My answer is simple: sorry I do harbour hope that things can change for the better. No bigger example than a warm day in march 2003 as held a death sentence in my hand and yet also saw life. Today Utpal lives for all to see! I am not conditioned and cannot be a mute witness. It would be an insult to my very existence.
Yet one wonders if this is easy way out one could adopt to whitewash every and anything that seems to be out of sync. Like the proverbial karma that is thrown at you each time you try and solve an issue, suggest an alternative or simply do some good an thus threaten to rock the boat.
Too many today hide behimnd the cloak of fatalism and yet each time I am comfronted with a situation like this one, my determination to carry on no matter what takes a quantum leap. It seems that we have walked the passive acceptance route for so long that we have along the way lost our conscience, our sensitivity and our ability to look with our hearts hence defeating the very essence of the karmic view of life. It is easy to wave another person's karma for all to see, but what about our own. Is it not time to turn the mirror towards ourselves?

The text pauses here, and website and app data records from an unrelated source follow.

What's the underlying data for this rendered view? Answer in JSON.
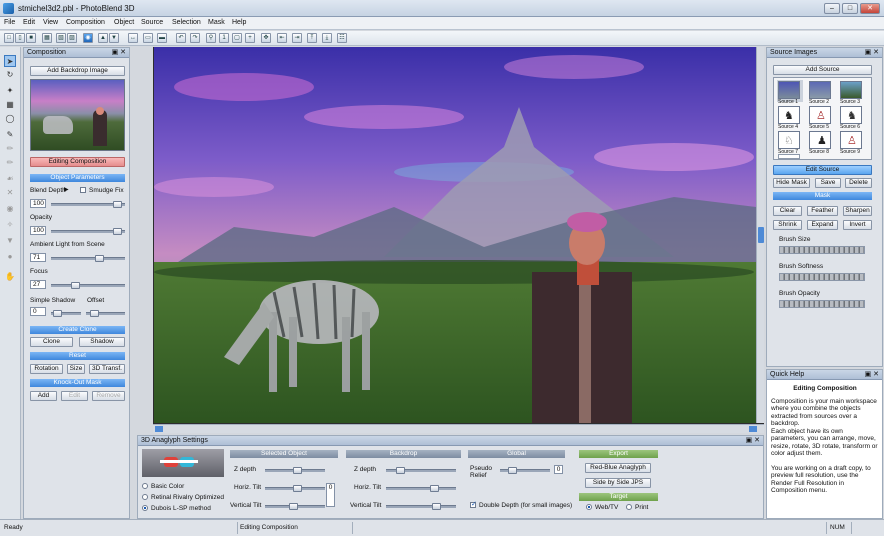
{
  "window": {
    "title": "stmichel3d2.pbl - PhotoBlend 3D"
  },
  "menu": [
    "File",
    "Edit",
    "View",
    "Composition",
    "Object",
    "Source",
    "Selection",
    "Mask",
    "Help"
  ],
  "composition_panel": {
    "title": "Composition",
    "add_backdrop": "Add Backdrop Image",
    "editing": "Editing Composition",
    "object_params": "Object Parameters",
    "blend_depth": "Blend Depth",
    "smudge_fix": "Smudge Fix",
    "blend_value": "100",
    "opacity": "Opacity",
    "opacity_value": "100",
    "ambient": "Ambient Light from Scene",
    "ambient_value": "71",
    "focus": "Focus",
    "focus_value": "27",
    "simple_shadow": "Simple Shadow",
    "offset": "Offset",
    "shadow_value": "0",
    "create_clone": "Create Clone",
    "clone": "Clone",
    "shadow": "Shadow",
    "reset": "Reset",
    "rotation": "Rotation",
    "size": "Size",
    "transf": "3D Transf.",
    "knockout": "Knock-Out Mask",
    "add": "Add",
    "edit": "Edit",
    "remove": "Remove"
  },
  "source_panel": {
    "title": "Source Images",
    "add_source": "Add Source",
    "sources": [
      "Source 1",
      "Source 2",
      "Source 3",
      "Source 4",
      "Source 5",
      "Source 6",
      "Source 7",
      "Source 8",
      "Source 9"
    ],
    "edit_source": "Edit Source",
    "hide_mask": "Hide Mask",
    "save": "Save",
    "delete": "Delete",
    "mask": "Mask",
    "clear": "Clear",
    "feather": "Feather",
    "sharpen": "Sharpen",
    "shrink": "Shrink",
    "expand": "Expand",
    "invert": "Invert",
    "brush_size": "Brush Size",
    "brush_softness": "Brush Softness",
    "brush_opacity": "Brush Opacity"
  },
  "help_panel": {
    "title": "Quick Help",
    "heading": "Editing Composition",
    "p1": "Composition is your main workspace where you combine the objects extracted from sources over a backdrop.",
    "p2": "Each object have its own parameters, you can arrange, move, resize, rotate, 3D rotate, transform or color adjust them.",
    "p3": "You are working on a draft copy, to preview full resolution, use the Render Full Resolution in Composition menu."
  },
  "anaglyph_panel": {
    "title": "3D Anaglyph Settings",
    "basic_color": "Basic Color",
    "retinal": "Retinal Rivalry Optimized",
    "dubois": "Dubois L-SP method",
    "selected_object": "Selected Object",
    "z_depth": "Z depth",
    "horiz_tilt": "Horiz. Tilt",
    "vert_tilt": "Vertical Tilt",
    "tilt_value": "0",
    "backdrop": "Backdrop",
    "global": "Global",
    "pseudo_relief": "Pseudo Relief",
    "relief_value": "0",
    "double_depth": "Double Depth (for small images)",
    "export": "Export",
    "red_blue": "Red-Blue Anaglyph",
    "side_by_side": "Side by Side JPS",
    "target": "Target",
    "web_tv": "Web/TV",
    "print": "Print"
  },
  "status": {
    "ready": "Ready",
    "mode": "Editing Composition",
    "num": "NUM"
  }
}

Sinking into comfort zones or burying our heads in the sand is not a solution we can be proud of. Change or the much heralded transformation of society can only come when we assume responsibility of what surrounds us and take a step, no matter how tiny towards setting things right.
We cannot wait for Godot. He is there in each one of us, it is for us to find him.
I will end this post with M's words as they reflect the deep seated anguish of a young Indian: how do we as a society inspire such people to stop squandering their education? i understand that everyone has the right to whatever education they want and to respect their choice on what they do with that education. but are we really a billion people with no concept of "pay back" to our society? what sort of upbringing are we giving our children when we aspire them to complete school, get degrees when we can't teach them the value of a shared community that benefits from everyone helping out? the other way to look at this is to assume that economic prosperity once established in a quorum population will ignite a string of social entrepreneurship. but that's a wait and watch game.
It is time to act!
Labels: two indias